◆ **To do**
All of the data should be restated exactly as it stands.

(Interface dataset entries)
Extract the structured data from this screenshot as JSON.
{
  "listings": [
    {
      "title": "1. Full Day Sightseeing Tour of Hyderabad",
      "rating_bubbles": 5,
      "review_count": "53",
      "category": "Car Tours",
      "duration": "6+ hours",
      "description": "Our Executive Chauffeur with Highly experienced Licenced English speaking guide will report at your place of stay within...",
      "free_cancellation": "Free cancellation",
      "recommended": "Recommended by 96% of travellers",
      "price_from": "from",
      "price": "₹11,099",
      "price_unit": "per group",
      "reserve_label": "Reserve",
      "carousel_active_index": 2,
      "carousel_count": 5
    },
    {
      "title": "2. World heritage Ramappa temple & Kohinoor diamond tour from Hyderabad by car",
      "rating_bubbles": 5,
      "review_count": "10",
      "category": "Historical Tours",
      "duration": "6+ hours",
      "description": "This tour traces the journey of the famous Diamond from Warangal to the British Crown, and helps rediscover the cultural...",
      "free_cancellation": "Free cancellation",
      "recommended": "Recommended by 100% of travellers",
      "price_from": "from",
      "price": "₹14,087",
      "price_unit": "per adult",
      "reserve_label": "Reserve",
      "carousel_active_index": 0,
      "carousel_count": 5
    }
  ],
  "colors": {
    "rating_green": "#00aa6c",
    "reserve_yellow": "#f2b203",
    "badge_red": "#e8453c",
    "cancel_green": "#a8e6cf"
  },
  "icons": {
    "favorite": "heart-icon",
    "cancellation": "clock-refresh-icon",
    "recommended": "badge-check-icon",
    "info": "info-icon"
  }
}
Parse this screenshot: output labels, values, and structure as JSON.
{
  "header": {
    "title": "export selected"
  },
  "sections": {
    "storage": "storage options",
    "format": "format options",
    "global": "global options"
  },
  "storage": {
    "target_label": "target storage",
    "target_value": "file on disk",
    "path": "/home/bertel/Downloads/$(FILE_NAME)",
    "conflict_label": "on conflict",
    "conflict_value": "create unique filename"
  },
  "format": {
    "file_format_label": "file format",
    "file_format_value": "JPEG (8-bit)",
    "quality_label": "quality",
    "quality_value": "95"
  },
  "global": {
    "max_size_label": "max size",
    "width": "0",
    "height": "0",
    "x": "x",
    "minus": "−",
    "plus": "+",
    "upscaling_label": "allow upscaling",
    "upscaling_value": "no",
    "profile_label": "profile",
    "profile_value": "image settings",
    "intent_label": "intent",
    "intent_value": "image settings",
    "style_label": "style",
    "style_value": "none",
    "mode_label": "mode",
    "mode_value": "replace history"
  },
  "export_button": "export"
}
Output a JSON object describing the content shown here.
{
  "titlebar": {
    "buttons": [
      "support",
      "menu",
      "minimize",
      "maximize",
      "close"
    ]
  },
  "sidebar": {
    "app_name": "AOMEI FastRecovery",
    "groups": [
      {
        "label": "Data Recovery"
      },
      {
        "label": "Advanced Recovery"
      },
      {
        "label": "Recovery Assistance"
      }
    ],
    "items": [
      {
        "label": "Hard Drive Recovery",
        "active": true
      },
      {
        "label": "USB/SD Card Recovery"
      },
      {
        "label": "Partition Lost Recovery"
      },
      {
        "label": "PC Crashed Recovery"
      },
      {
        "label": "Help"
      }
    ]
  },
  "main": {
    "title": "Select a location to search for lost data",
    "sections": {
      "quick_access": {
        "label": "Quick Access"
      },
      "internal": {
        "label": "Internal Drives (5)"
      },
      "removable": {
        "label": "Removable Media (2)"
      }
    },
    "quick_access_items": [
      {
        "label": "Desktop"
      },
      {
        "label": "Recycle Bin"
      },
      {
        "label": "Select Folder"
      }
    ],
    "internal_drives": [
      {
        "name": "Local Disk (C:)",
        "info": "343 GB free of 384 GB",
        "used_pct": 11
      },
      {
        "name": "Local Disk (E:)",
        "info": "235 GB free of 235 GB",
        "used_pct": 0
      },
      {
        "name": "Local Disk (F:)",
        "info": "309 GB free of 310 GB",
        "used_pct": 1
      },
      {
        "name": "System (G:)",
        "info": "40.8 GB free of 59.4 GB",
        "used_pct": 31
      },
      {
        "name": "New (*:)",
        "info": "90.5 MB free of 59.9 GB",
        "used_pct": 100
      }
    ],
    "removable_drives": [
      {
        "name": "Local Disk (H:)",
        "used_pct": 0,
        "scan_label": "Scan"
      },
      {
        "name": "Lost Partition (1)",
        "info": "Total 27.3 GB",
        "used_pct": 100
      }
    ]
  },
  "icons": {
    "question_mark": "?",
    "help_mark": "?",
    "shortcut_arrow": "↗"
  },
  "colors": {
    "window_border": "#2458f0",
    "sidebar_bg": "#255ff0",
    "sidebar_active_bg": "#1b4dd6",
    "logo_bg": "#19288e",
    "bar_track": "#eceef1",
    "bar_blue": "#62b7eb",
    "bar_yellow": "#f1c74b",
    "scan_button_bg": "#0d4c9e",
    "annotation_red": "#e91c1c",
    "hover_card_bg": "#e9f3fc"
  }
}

◆ **Finished exercise**
Extract the structured data from this screenshot as JSON.
{
  "listings": [
    {
      "title": "1. Full Day Sightseeing Tour of Hyderabad",
      "rating_bubbles": 5,
      "review_count": "53",
      "category": "Car Tours",
      "duration": "6+ hours",
      "description": "Our Executive Chauffeur with Highly experienced Licenced English speaking guide will report at your place of stay within...",
      "free_cancellation": "Free cancellation",
      "recommended": "Recommended by 96% of travellers",
      "price_from": "from",
      "price": "₹11,099",
      "price_unit": "per group",
      "reserve_label": "Reserve",
      "carousel_active_index": 2,
      "carousel_count": 5
    },
    {
      "title": "2. World heritage Ramappa temple & Kohinoor diamond tour from Hyderabad by car",
      "rating_bubbles": 5,
      "review_count": "10",
      "category": "Historical Tours",
      "duration": "6+ hours",
      "description": "This tour traces the journey of the famous Diamond from Warangal to the British Crown, and helps rediscover the cultural...",
      "free_cancellation": "Free cancellation",
      "recommended": "Recommended by 100% of travellers",
      "price_from": "from",
      "price": "₹14,087",
      "price_unit": "per adult",
      "reserve_label": "Reserve",
      "carousel_active_index": 0,
      "carousel_count": 5
    }
  ],
  "colors": {
    "rating_green": "#00aa6c",
    "reserve_yellow": "#f2b203",
    "badge_red": "#e8453c",
    "cancel_green": "#a8e6cf"
  },
  "icons": {
    "favorite": "heart-icon",
    "cancellation": "clock-refresh-icon",
    "recommended": "badge-check-icon",
    "info": "info-icon"
  }
}
Parse this screenshot: output labels, values, and structure as JSON.
{
  "header": {
    "title": "export selected"
  },
  "sections": {
    "storage": "storage options",
    "format": "format options",
    "global": "global options"
  },
  "storage": {
    "target_label": "target storage",
    "target_value": "file on disk",
    "path": "/home/bertel/Downloads/$(FILE_NAME)",
    "conflict_label": "on conflict",
    "conflict_value": "create unique filename"
  },
  "format": {
    "file_format_label": "file format",
    "file_format_value": "JPEG (8-bit)",
    "quality_label": "quality",
    "quality_value": "95"
  },
  "global": {
    "max_size_label": "max size",
    "width": "0",
    "height": "0",
    "x": "x",
    "minus": "−",
    "plus": "+",
    "upscaling_label": "allow upscaling",
    "upscaling_value": "no",
    "profile_label": "profile",
    "profile_value": "image settings",
    "intent_label": "intent",
    "intent_value": "image settings",
    "style_label": "style",
    "style_value": "none",
    "mode_label": "mode",
    "mode_value": "replace history"
  },
  "export_button": "export"
}
Output a JSON object describing the content shown here.
{
  "titlebar": {
    "buttons": [
      "support",
      "menu",
      "minimize",
      "maximize",
      "close"
    ]
  },
  "sidebar": {
    "app_name": "AOMEI FastRecovery",
    "groups": [
      {
        "label": "Data Recovery"
      },
      {
        "label": "Advanced Recovery"
      },
      {
        "label": "Recovery Assistance"
      }
    ],
    "items": [
      {
        "label": "Hard Drive Recovery",
        "active": true
      },
      {
        "label": "USB/SD Card Recovery"
      },
      {
        "label": "Partition Lost Recovery"
      },
      {
        "label": "PC Crashed Recovery"
      },
      {
        "label": "Help"
      }
    ]
  },
  "main": {
    "title": "Select a location to search for lost data",
    "sections": {
      "quick_access": {
        "label": "Quick Access"
      },
      "internal": {
        "label": "Internal Drives (5)"
      },
      "removable": {
        "label": "Removable Media (2)"
      }
    },
    "quick_access_items": [
      {
        "label": "Desktop"
      },
      {
        "label": "Recycle Bin"
      },
      {
        "label": "Select Folder"
      }
    ],
    "internal_drives": [
      {
        "name": "Local Disk (C:)",
        "info": "343 GB free of 384 GB",
        "used_pct": 11
      },
      {
        "name": "Local Disk (E:)",
        "info": "235 GB free of 235 GB",
        "used_pct": 0
      },
      {
        "name": "Local Disk (F:)",
        "info": "309 GB free of 310 GB",
        "used_pct": 1
      },
      {
        "name": "System (G:)",
        "info": "40.8 GB free of 59.4 GB",
        "used_pct": 31
      },
      {
        "name": "New (*:)",
        "info": "90.5 MB free of 59.9 GB",
        "used_pct": 100
      }
    ],
    "removable_drives": [
      {
        "name": "Local Disk (H:)",
        "used_pct": 0,
        "scan_label": "Scan"
      },
      {
        "name": "Lost Partition (1)",
        "info": "Total 27.3 GB",
        "used_pct": 100
      }
    ]
  },
  "icons": {
    "question_mark": "?",
    "help_mark": "?",
    "shortcut_arrow": "↗"
  },
  "colors": {
    "window_border": "#2458f0",
    "sidebar_bg": "#255ff0",
    "sidebar_active_bg": "#1b4dd6",
    "logo_bg": "#19288e",
    "bar_track": "#eceef1",
    "bar_blue": "#62b7eb",
    "bar_yellow": "#f1c74b",
    "scan_button_bg": "#0d4c9e",
    "annotation_red": "#e91c1c",
    "hover_card_bg": "#e9f3fc"
  }
}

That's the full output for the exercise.